Federal parks officials held a formal event Tuesday establishing a new national park named after abolitionist Harriet Tubman in upstate New York, reports NBC News.
From NBC News:
Members of the state’s congressional delegation joined U.S. Interior Secretary Sally Jewell in Washington, D.C., for the official signing ceremony Tuesday that makes the [Harriet Tubman National Historical Park] part of the National Park Service system. It encompasses the site of Tubman’s old home on the outskirts of Auburn, about 25 miles west of Syracuse, and a nearby church where she worshipped.
The New York park will focus on Tubman’s work later on in her life when she was an active proponent of women’s suffrage and other causes. It will be a sister park to the Harriet Tubman Underground Railroad National Historical Park in Maryland.
“These two parks preserve and showcase a more complete history of one of America’s pivotal humanitarians who, at great personal risk, did so much to secure the freedom of hundreds of formerly enslaved people,” Secretary Jewell said. “Her selfless commitment to a more perfect union is testament that one determined person, no matter her station in life or the odds against her, can make a tremendous difference.”
The designation of the Auburn site as a national park comes after a long-running legislative effort, which began in 2000 with a law allowing for a study on how to best preserve the Underground Railroad hero’s legacy, reports USA Today.
SOURCE: NBC News, USA Today

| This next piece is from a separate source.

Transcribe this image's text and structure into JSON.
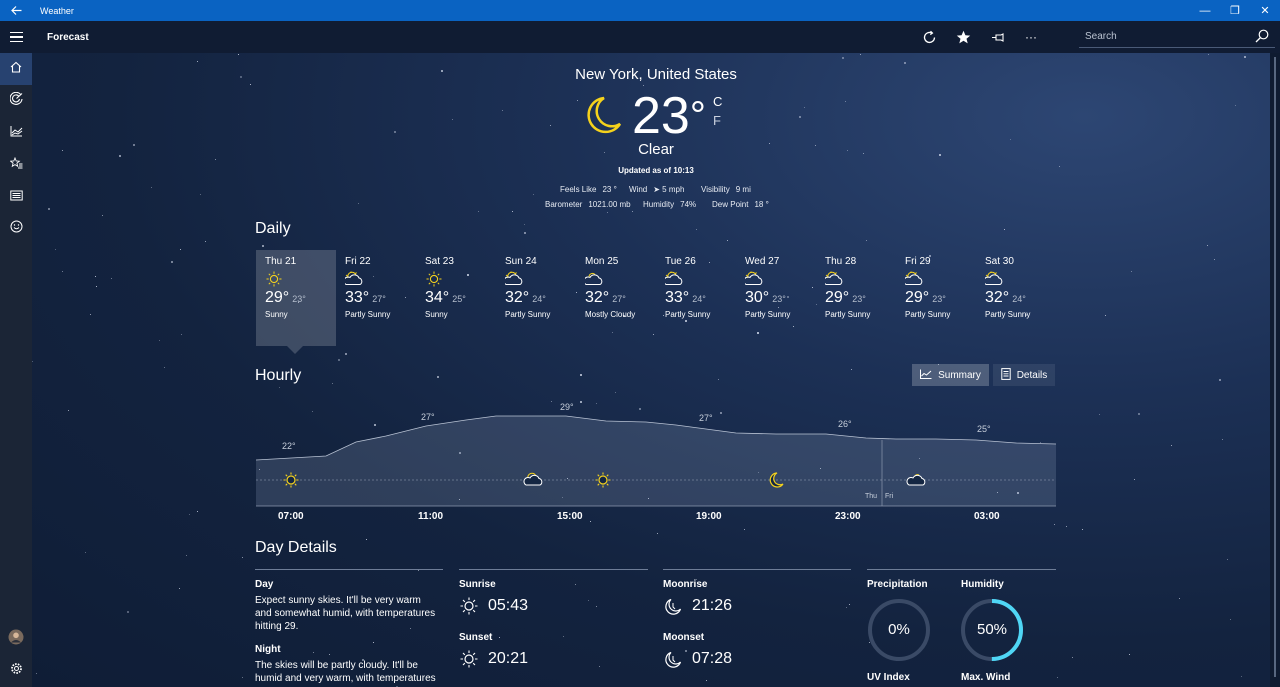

National Park Named For Harriet Tubman Gets Official Stamp Of Approval was originally published on newsone.com